START Source information

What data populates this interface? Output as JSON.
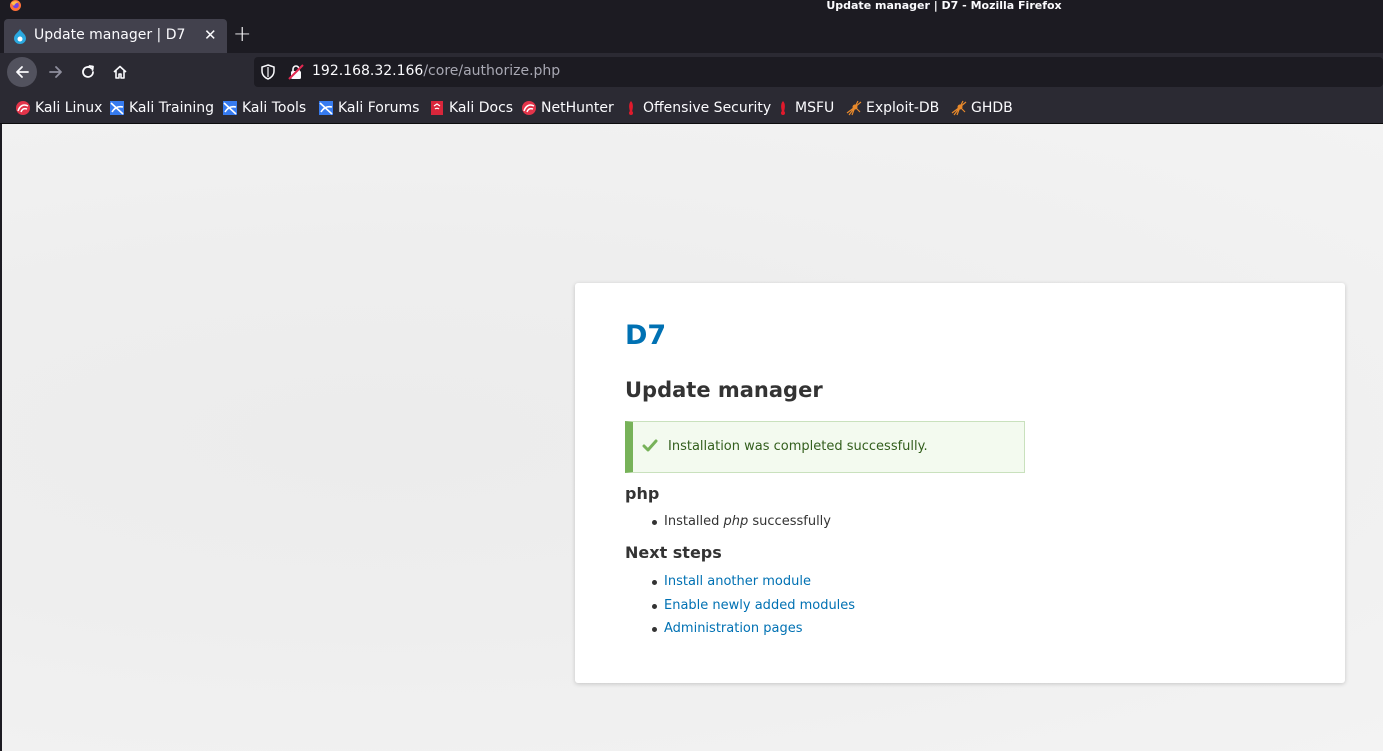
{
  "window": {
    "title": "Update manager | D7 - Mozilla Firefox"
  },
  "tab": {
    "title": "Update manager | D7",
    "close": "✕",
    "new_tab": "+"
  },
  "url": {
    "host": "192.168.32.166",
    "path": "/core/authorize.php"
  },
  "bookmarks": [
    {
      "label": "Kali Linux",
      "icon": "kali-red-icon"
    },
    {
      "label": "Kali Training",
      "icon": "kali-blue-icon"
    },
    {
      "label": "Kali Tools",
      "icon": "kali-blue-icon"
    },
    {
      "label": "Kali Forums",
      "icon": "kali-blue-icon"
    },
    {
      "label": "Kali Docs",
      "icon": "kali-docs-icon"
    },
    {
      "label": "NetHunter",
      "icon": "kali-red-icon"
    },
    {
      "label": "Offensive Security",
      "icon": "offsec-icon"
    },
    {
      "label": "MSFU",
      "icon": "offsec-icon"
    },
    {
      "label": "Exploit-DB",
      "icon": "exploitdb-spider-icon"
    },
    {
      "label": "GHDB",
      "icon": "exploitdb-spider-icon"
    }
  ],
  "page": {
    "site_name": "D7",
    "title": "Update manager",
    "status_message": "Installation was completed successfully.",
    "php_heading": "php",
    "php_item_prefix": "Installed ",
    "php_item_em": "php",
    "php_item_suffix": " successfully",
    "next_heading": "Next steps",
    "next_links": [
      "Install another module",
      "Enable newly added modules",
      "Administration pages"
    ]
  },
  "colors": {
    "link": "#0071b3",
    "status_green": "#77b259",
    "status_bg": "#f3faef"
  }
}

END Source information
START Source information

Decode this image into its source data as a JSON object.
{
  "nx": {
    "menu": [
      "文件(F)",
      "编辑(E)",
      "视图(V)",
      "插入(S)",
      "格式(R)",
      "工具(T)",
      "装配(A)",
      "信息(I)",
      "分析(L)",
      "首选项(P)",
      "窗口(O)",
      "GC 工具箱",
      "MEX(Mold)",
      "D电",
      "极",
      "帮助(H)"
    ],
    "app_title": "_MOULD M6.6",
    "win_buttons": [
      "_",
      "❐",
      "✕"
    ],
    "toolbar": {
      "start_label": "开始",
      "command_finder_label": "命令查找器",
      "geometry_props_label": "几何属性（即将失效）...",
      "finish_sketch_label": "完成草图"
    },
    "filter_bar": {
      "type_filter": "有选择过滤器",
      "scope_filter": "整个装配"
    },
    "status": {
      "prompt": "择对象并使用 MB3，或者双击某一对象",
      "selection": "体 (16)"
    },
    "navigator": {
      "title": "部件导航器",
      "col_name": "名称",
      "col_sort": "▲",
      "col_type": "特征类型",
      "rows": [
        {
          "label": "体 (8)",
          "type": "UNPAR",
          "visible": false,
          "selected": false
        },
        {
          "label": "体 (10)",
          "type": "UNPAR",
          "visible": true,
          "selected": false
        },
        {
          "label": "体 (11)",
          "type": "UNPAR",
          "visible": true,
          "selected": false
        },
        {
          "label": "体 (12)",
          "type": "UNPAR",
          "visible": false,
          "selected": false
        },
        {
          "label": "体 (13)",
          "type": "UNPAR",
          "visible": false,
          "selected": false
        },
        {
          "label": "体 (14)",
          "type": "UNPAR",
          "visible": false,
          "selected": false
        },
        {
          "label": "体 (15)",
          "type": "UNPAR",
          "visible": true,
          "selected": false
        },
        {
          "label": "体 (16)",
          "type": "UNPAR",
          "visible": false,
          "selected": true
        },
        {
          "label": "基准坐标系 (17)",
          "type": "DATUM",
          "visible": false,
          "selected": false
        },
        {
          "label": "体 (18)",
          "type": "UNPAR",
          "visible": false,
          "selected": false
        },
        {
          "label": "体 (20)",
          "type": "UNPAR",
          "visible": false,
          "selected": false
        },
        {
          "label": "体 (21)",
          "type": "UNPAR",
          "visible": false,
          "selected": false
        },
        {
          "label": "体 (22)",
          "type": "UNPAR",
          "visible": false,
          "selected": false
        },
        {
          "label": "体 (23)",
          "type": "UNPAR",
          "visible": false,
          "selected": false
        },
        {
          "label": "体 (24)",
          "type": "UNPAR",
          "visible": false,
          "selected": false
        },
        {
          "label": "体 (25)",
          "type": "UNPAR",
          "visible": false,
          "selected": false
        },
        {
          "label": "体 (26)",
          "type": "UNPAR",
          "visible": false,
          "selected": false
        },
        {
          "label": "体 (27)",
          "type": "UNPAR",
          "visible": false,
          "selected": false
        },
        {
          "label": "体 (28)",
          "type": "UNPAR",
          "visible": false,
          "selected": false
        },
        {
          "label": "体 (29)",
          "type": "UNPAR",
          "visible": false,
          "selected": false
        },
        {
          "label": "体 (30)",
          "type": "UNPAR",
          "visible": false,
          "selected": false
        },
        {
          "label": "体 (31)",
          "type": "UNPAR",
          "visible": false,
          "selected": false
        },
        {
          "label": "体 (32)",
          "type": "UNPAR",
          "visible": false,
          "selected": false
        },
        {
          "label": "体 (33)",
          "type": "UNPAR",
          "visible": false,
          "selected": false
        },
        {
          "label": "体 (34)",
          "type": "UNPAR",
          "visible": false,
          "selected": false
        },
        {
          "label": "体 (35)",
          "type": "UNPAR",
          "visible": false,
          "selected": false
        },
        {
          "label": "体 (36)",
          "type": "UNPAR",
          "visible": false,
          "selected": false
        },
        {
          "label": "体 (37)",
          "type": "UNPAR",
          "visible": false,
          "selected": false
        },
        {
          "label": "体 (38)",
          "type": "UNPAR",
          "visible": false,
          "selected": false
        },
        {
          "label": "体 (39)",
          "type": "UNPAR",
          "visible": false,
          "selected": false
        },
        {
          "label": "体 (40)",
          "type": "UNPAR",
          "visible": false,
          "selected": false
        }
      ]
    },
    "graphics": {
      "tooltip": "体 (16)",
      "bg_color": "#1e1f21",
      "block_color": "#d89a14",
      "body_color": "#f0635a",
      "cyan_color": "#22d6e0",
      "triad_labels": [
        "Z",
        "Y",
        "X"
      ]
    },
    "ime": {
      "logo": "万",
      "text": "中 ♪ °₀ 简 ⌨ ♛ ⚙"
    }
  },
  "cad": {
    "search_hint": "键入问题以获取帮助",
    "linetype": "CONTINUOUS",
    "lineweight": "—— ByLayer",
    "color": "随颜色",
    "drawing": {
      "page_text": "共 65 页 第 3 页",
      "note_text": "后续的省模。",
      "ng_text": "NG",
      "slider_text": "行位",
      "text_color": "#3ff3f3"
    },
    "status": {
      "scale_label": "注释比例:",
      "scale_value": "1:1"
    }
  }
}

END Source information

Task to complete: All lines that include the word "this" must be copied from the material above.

Solved problem:
What data populates this interface? Output as JSON.
Decode this image into its source data as a JSON object.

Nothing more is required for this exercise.